Because the entries hold pictures, reproduce only their words, exactly as written.
--- INFORMATION PROVIDED Enclosed Below ---
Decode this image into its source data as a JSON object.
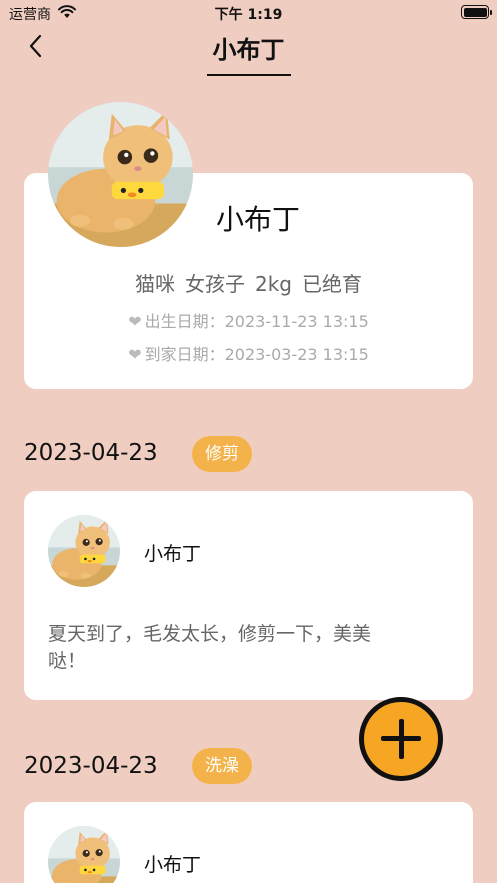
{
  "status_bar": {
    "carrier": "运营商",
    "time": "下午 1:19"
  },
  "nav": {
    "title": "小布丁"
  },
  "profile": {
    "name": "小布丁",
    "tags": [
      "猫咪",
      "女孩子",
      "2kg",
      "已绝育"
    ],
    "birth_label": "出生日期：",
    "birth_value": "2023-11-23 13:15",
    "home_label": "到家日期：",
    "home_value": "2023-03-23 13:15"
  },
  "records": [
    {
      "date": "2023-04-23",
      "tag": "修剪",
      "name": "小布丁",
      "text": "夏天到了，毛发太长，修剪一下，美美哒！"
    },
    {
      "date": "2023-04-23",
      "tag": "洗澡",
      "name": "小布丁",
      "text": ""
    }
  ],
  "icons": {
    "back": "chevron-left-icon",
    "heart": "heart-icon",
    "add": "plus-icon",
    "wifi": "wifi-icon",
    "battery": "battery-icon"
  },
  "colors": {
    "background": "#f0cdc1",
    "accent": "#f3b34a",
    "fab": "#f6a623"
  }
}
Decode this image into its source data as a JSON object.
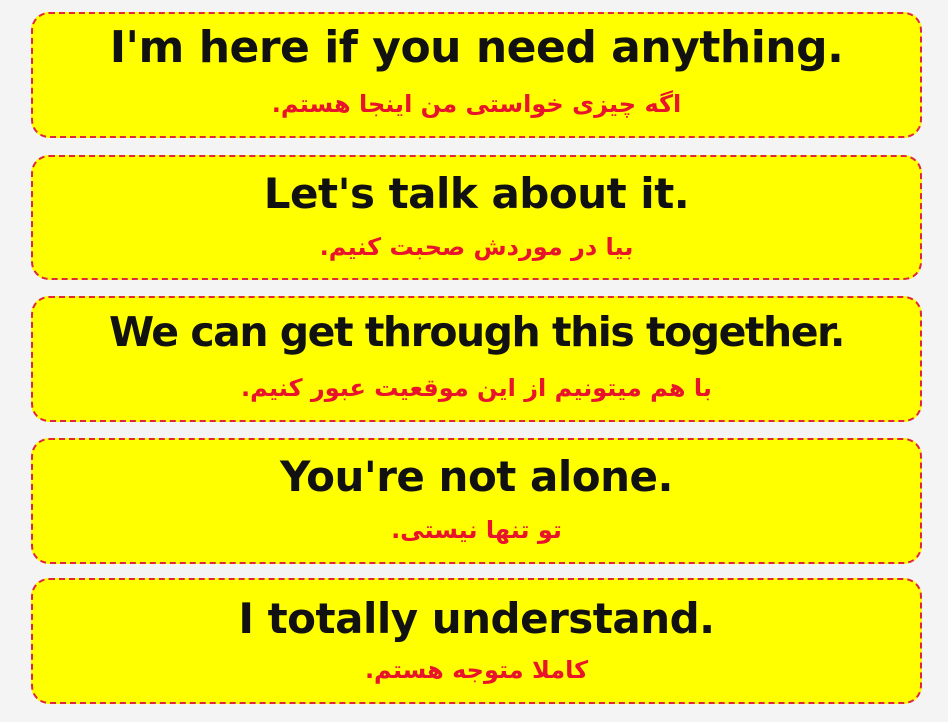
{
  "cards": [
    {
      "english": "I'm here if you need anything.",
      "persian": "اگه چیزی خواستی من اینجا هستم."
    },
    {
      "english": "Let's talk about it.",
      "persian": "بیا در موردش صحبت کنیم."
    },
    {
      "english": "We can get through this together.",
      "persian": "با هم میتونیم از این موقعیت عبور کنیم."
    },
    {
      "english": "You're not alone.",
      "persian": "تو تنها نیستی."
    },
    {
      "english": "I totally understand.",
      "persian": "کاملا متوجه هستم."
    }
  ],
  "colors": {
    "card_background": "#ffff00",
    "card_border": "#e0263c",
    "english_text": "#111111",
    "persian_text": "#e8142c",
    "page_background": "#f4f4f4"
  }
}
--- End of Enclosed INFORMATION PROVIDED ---
* **EXERCISE RESULT**:
Decode this image into its source data as a JSON object.
{
  "status_bar": {
    "carrier": "运营商",
    "time": "下午 1:19"
  },
  "nav": {
    "title": "小布丁"
  },
  "profile": {
    "name": "小布丁",
    "tags": [
      "猫咪",
      "女孩子",
      "2kg",
      "已绝育"
    ],
    "birth_label": "出生日期：",
    "birth_value": "2023-11-23 13:15",
    "home_label": "到家日期：",
    "home_value": "2023-03-23 13:15"
  },
  "records": [
    {
      "date": "2023-04-23",
      "tag": "修剪",
      "name": "小布丁",
      "text": "夏天到了，毛发太长，修剪一下，美美哒！"
    },
    {
      "date": "2023-04-23",
      "tag": "洗澡",
      "name": "小布丁",
      "text": ""
    }
  ],
  "icons": {
    "back": "chevron-left-icon",
    "heart": "heart-icon",
    "add": "plus-icon",
    "wifi": "wifi-icon",
    "battery": "battery-icon"
  },
  "colors": {
    "background": "#f0cdc1",
    "accent": "#f3b34a",
    "fab": "#f6a623"
  }
}
Decode this image into its source data as a JSON object.
{
  "cards": [
    {
      "english": "I'm here if you need anything.",
      "persian": "اگه چیزی خواستی من اینجا هستم."
    },
    {
      "english": "Let's talk about it.",
      "persian": "بیا در موردش صحبت کنیم."
    },
    {
      "english": "We can get through this together.",
      "persian": "با هم میتونیم از این موقعیت عبور کنیم."
    },
    {
      "english": "You're not alone.",
      "persian": "تو تنها نیستی."
    },
    {
      "english": "I totally understand.",
      "persian": "کاملا متوجه هستم."
    }
  ],
  "colors": {
    "card_background": "#ffff00",
    "card_border": "#e0263c",
    "english_text": "#111111",
    "persian_text": "#e8142c",
    "page_background": "#f4f4f4"
  }
}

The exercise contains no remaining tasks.